A person wearing a Jansport backpack is sitting. There is a vinyl across from them.

Can You Feel the Beat? How Music Can Improve Mental Health

Kelly Meehan Brown Oct 25, 2023

It happens to the best of us—one day you wake up, and you just can’t seem to shake those heavy clouds hanging over you. Been there, done that, got the empty pints of ice cream to prove it! 

No matter what the cause, there’s an unlikely ally at your disposal that can help switch up your mood at the flick of a… well, switch. Think Taylor Swift, The Weeknd, Harry Styles—okay, not them directly (although wouldn’t that be nice?) but the thing they’re most known for: their music.

Yes, studies show that music really can improve your mood and help snap you out of a funk. Think about a time when a particular playlist blasting from your Fifth Avenue Fanny Pack on the way to school had you pumped for the day, or maybe a new ballad by your favorite artist moved you to tears. Music is powerful and listening to some of your fave tunes has a whole host of psychological and physical benefits. Let’s take a look at just how music can help with mental health.


Music Can Improve Your Mood

For me, it’s kind of impossible to feel sad when my fave’s music is playing. And there’s a scientific reason for it. When you’re in a bad mood and you want to listen to something that matches, it can feel super cathartic. But then if the shuffle plays something you love that’s a little more upbeat next, you may feel that sadness slipping away. This is a mood-boosting tool called the iso-principle, which shows that slowly introducing happier music can have a positive impact on your overall emotional state. So, next time you’re down in the dumps, make the conscious decision to play happier music and see what effect it has on you. It can’t hurt to try, right?


Music Can Reduce Stress and Help You Relax

Meditation and yoga anyone? I can’t explain to you how much more at peace I feel when I can sneak in a quick daily meditation or pack up my favorite yoga outfit in my Half Pint Mini Backpack and head to a yoga class.

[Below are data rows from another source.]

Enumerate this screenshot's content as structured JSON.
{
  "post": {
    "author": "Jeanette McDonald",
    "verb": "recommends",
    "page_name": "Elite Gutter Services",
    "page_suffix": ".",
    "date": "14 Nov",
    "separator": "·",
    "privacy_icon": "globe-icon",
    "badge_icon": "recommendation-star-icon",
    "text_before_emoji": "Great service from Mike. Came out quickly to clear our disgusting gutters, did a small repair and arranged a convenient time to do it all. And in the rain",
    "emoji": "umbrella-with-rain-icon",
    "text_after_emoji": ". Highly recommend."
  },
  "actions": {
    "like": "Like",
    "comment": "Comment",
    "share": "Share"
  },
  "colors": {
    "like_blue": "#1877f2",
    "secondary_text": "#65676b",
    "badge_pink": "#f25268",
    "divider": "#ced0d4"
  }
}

And what do both of these things have in common? The calming, meditative music! In fact, studies show that the rhythm of this kind of music can reduce stress by slowing your heart rate, which can help you relax and help you recover quicker from a stressor in the future. If like me, stress has an impact on your psyche, consider a rhythmic playlist to help mellow you out.


Music Can Help You Sleep Better

Whenever I’m not feeling my best, I often look at the night’s sleep before and wouldn’t you know it—my FitBit tells me I slept terribly. Insomnia impacts people of all ages, and also has a direct impact on your mental health. Thankfully, there’s a musical solve for this, too! One study found that students who listened to music at bedtime had a significant improvement in the quality of sleep over those who listened to nothing. I lean more towards audiobooks myself, but listening to something to help you drift off is a great way to help guarantee you’ll wake up feeling that bit fresher. 


Music Can Improve Your Concentration and Improve Productivity

Sometimes, you’ll have deadlines to meet when all you really want to do is lay in bed. But the stress of having to meet those deadlines often made me feel worse. When I was in college and felt this way, I found that blasting some dance music for a few minutes helped get me hyped to tackle the work. But what helped me complete it? Playing lyric-less music at a low volume in the background as I worked. Turns out that choosing the right music, at the right time, for the right task, can have a significant impact on your productivity. Play around with this to see what works for you and when—you won’t know ‘til you try. 


Music Can Improve Your Memory

Are you ever just minding your own business, when all of a sudden a jingle you learned in the fifth grade comes into your mind, uninvited? Once again, music shows its power through helping with memory. Indeed, a tune can not only help with recovering lost memories, but can help us establish new ones, too. 


If you’re ever feeling a little disconnected, pack a picnic in the Big Break Lunch Bag, head to the park and play a song from your childhood—or learn a new one—to help you feel more grounded in the moment.